A good marketing plan is based on deep customer understanding – who they are, how they view solutions and how they buy. That said, I’ve never built a marketing plan that wasn’t based on at least a dozen different things that I didn’t know and simply had to assume were true. Early in my career I didn’t worry too much about those assumptions as long as I had marketing tactics that seemed to be working. Until they stopped working. Then I worried about them a lot. Now I find I spend a lot more time exploring what my key assumptions are up front and then looking at what clues my metrics give me about how those assumptions might be refined or shifted.

Here are some examples:

Target buyer assumptions – You might have assumptions about who your target buyers are. For example, I’ve built programs aimed at business buyers where we made an assumption that IT would be largely in charge of the purchase and would be the budget holder, while line of business folks were merely influencing the purchase. One of my campaigns – a combination email and inside sales call-out campaign showed that business buyers were increasingly becoming the budget holders and we needed to shift our list building efforts, programs and tactics. At another company we assumed that buyer persona’s in one vertical were similar to those in another. After a couple of fairly unsuccessful campaigns was discovered that smaller companies in the new vertical used completely different job titles and we were often targeting the wrong person in the organization.
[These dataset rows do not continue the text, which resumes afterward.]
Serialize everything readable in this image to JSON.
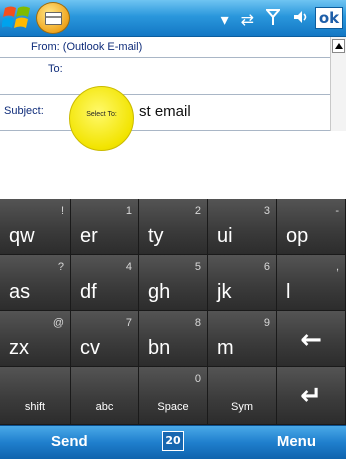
{
  "titlebar": {
    "ok_label": "ok",
    "status_icons": [
      "dropdown-arrow",
      "sync-arrows",
      "signal",
      "speaker"
    ]
  },
  "form": {
    "from_label": "From: (Outlook E-mail)",
    "to_label": "To:",
    "subject_label": "Subject:",
    "subject_value": "st email",
    "tooltip_text": "Select To:"
  },
  "keyboard": {
    "rows": [
      [
        {
          "main": "qw",
          "sub": "!"
        },
        {
          "main": "er",
          "sub": "1"
        },
        {
          "main": "ty",
          "sub": "2"
        },
        {
          "main": "ui",
          "sub": "3"
        },
        {
          "main": "op",
          "sub": "-"
        }
      ],
      [
        {
          "main": "as",
          "sub": "?"
        },
        {
          "main": "df",
          "sub": "4"
        },
        {
          "main": "gh",
          "sub": "5"
        },
        {
          "main": "jk",
          "sub": "6"
        },
        {
          "main": "l",
          "sub": ","
        }
      ],
      [
        {
          "main": "zx",
          "sub": "@"
        },
        {
          "main": "cv",
          "sub": "7"
        },
        {
          "main": "bn",
          "sub": "8"
        },
        {
          "main": "m",
          "sub": "9"
        },
        {
          "main": "",
          "icon": "backspace-arrow"
        }
      ],
      [
        {
          "small": "shift"
        },
        {
          "small": "abc"
        },
        {
          "small": "Space",
          "sub": "0"
        },
        {
          "small": "Sym"
        },
        {
          "main": "",
          "icon": "enter-arrow"
        }
      ]
    ]
  },
  "softkeys": {
    "left": "Send",
    "middle": "20",
    "right": "Menu"
  },
  "colors": {
    "titlebar_blue": "#2a97dc",
    "key_gray": "#3c3c3c",
    "tooltip_yellow": "#f2e400",
    "label_blue": "#0f2c7a"
  }
}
Messaging/Offering assumptions – You will often have assumptions about what customers think are the most important features of your offering and how they describe the value of those features. These are likely to shift over time as not only your product evolves but also your competitive landscape evolves. For example I was once marketing a graphing tool for developers where our biggest advantage was the large number of different types of charts we supported. However at one point our largest competitor got close to us in terms of the number of charts they supported and what we assumed was our key differentiator didn’t seem all that different any more. Going back to our customers however revealed that our assumption wasn’t exactly correct and that they were interested in having many different kinds of charts but the flexibility in being able to customize them was really where the value was.

Buying cycle assumptions – you might assume that a purchase goes through a certain process and then later your sales data might indicate something else is happening. For example at one B2B startup I worked at we mapped a sales process that included approval by purchasing as the final step to a deal. Legal teams might be involved but we assumed that they were largely driven by purchasing and weren’t a significant step in the buying process on their own. This was true – but only for smaller companies. As we pushed into larger companies we were seeing increasing legal involvement and started creating materials to address the common concerns that came up when our contract when to a prospect’s legal group.